[Component data from apps and pages]
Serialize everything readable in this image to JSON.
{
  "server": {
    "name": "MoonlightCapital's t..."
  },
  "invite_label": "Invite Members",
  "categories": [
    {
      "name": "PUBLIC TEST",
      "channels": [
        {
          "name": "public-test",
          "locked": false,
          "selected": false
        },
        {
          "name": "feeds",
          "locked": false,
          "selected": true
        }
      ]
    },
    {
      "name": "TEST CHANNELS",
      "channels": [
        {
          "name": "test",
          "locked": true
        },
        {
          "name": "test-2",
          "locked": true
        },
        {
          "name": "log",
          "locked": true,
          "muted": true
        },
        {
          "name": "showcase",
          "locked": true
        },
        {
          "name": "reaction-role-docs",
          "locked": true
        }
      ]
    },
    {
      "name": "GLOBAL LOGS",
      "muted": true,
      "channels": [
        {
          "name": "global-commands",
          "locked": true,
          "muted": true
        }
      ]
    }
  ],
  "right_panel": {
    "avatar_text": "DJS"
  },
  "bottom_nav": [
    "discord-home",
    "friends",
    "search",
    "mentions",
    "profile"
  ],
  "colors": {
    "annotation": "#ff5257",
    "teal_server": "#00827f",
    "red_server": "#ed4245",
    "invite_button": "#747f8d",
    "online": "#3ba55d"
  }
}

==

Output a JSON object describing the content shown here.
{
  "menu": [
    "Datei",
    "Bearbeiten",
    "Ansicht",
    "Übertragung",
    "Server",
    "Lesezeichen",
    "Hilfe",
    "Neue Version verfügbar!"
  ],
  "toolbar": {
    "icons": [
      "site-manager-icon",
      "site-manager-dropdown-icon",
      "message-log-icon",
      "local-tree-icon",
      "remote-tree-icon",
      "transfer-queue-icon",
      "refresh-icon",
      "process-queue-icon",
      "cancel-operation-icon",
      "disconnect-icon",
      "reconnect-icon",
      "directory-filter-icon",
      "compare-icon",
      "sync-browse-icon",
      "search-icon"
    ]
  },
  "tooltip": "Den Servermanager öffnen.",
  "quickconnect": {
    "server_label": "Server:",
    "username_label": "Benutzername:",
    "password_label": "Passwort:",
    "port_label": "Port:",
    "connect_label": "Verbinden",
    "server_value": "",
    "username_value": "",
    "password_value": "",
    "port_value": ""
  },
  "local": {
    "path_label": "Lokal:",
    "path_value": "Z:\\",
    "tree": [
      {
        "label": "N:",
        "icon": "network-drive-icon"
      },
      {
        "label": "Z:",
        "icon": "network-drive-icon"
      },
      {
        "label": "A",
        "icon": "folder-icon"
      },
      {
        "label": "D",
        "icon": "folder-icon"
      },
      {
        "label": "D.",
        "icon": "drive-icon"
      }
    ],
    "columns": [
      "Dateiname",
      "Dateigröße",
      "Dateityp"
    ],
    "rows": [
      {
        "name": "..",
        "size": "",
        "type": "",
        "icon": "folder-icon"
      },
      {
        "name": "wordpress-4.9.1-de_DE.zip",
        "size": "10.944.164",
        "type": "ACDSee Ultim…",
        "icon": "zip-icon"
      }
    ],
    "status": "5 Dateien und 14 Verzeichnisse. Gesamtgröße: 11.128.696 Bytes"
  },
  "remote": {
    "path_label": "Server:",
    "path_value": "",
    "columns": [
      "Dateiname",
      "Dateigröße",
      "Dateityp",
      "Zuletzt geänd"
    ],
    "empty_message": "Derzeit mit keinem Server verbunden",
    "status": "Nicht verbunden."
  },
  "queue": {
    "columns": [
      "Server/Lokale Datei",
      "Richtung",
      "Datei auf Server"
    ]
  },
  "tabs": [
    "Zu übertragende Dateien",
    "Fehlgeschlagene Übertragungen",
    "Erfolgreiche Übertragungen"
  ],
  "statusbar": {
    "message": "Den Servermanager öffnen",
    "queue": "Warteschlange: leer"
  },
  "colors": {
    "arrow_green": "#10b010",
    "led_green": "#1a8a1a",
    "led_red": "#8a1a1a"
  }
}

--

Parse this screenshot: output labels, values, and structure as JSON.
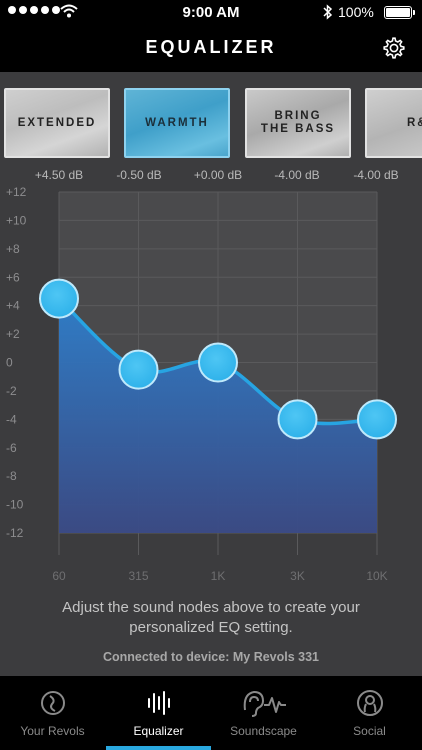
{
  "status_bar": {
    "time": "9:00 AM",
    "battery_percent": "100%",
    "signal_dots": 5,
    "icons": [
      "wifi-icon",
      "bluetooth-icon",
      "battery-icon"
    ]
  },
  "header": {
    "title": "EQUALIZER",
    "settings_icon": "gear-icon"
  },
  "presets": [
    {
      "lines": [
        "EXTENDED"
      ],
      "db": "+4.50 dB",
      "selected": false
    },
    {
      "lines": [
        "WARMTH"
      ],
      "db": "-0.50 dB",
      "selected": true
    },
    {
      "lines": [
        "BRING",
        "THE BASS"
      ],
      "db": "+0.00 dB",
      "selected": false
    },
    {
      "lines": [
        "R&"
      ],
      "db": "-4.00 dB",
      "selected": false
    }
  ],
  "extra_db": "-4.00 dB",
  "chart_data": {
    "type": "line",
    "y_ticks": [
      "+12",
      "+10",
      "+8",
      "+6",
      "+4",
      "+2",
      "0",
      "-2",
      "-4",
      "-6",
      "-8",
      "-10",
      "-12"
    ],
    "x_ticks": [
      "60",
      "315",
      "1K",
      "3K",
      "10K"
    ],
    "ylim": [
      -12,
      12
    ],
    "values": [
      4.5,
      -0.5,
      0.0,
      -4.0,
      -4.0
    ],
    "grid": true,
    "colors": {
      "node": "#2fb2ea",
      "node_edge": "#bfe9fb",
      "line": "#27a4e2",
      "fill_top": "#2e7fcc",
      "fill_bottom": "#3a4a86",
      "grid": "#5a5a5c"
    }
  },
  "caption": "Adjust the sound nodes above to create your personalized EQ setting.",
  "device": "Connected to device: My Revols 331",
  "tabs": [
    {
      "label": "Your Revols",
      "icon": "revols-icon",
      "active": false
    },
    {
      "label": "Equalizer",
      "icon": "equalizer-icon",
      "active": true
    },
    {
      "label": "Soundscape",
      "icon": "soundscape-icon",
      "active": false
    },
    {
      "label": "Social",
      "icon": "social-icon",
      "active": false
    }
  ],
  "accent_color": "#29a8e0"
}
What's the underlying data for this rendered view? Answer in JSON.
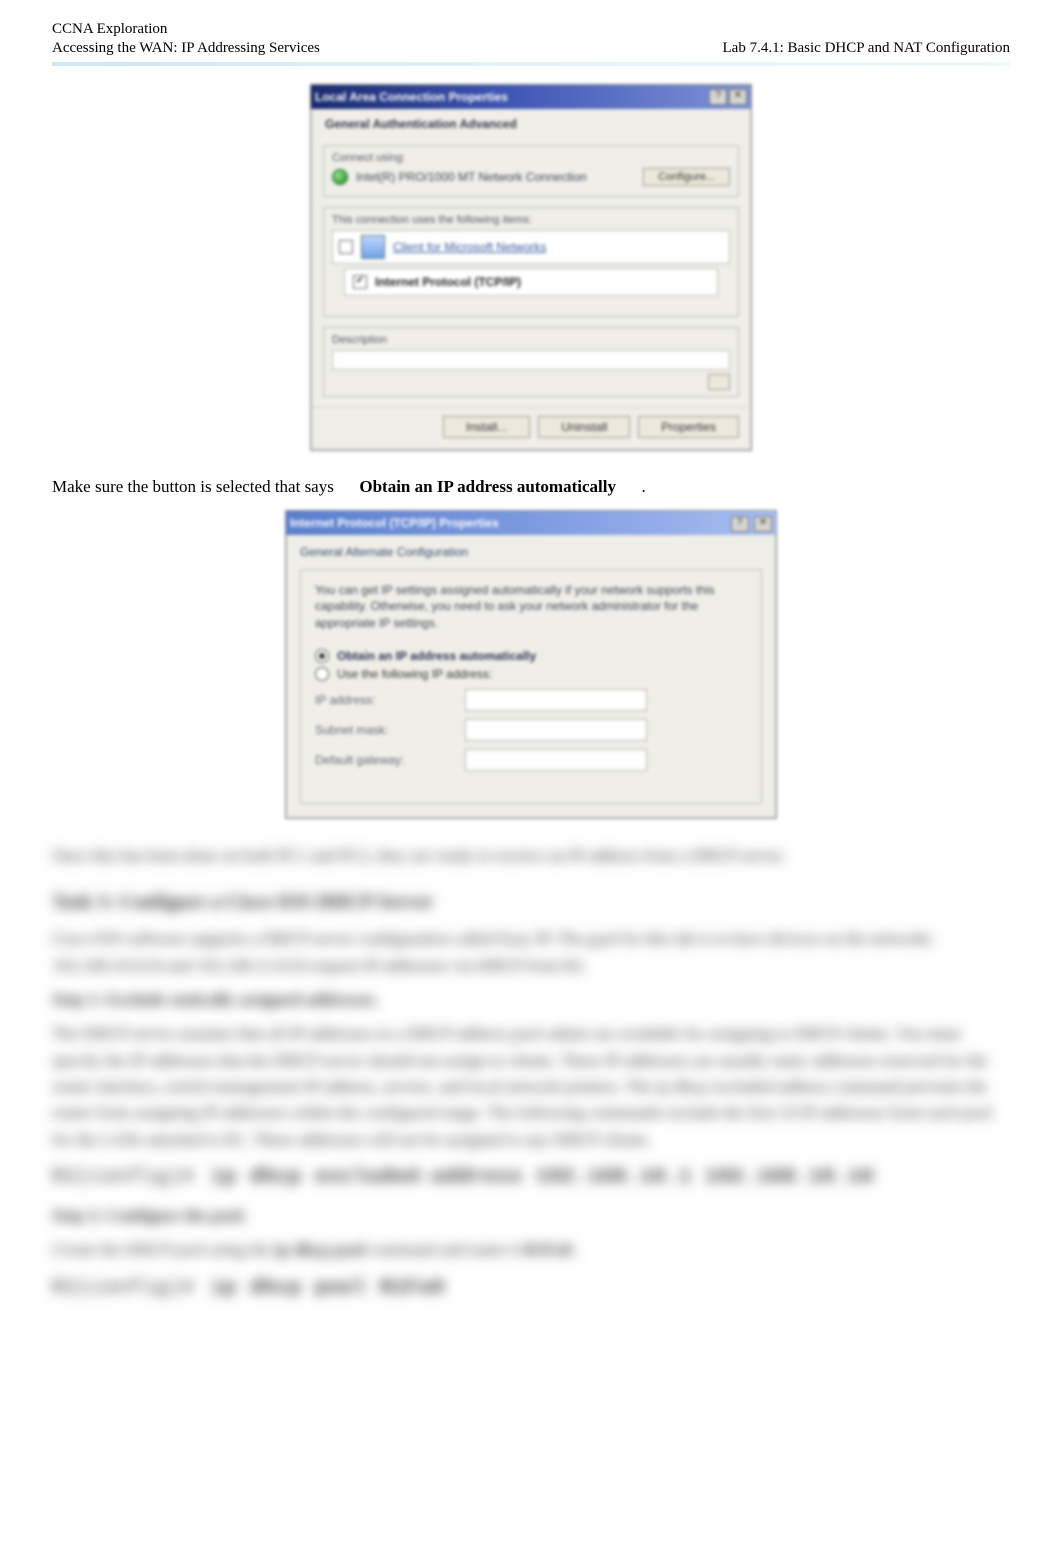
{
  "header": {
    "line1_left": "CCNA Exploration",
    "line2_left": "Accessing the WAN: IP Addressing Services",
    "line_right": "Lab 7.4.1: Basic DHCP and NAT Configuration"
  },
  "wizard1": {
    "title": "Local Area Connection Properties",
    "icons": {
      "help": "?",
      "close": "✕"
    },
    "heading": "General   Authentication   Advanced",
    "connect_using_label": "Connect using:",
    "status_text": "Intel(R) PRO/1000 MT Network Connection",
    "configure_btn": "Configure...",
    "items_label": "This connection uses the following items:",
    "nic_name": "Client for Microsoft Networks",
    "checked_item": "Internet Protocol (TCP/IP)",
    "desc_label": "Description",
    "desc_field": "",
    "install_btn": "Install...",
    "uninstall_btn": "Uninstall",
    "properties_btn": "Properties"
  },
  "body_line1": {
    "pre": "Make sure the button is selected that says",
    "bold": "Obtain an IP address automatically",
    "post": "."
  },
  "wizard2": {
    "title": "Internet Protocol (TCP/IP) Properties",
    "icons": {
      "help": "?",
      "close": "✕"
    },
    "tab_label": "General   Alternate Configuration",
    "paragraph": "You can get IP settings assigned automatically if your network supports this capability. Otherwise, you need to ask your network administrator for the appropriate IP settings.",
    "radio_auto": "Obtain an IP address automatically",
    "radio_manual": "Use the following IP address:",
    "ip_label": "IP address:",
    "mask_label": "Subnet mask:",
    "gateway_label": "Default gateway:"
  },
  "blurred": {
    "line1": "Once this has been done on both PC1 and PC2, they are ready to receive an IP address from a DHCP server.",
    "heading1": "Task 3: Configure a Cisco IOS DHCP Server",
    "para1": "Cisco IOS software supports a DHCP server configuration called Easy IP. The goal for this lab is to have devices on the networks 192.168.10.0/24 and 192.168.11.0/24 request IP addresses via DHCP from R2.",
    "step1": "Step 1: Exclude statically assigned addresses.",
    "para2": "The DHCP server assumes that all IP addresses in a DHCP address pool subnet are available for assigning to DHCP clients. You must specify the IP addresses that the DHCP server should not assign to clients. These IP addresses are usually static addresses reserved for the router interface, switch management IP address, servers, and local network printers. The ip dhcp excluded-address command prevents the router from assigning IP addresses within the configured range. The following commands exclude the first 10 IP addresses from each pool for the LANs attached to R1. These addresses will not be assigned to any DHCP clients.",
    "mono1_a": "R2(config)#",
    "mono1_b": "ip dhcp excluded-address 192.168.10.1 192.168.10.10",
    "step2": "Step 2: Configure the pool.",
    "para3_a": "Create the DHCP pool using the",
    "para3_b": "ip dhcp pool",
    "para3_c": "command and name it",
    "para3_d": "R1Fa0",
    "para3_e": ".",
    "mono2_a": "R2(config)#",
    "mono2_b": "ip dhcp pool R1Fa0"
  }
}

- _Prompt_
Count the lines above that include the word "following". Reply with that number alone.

- _Finished exercise_
3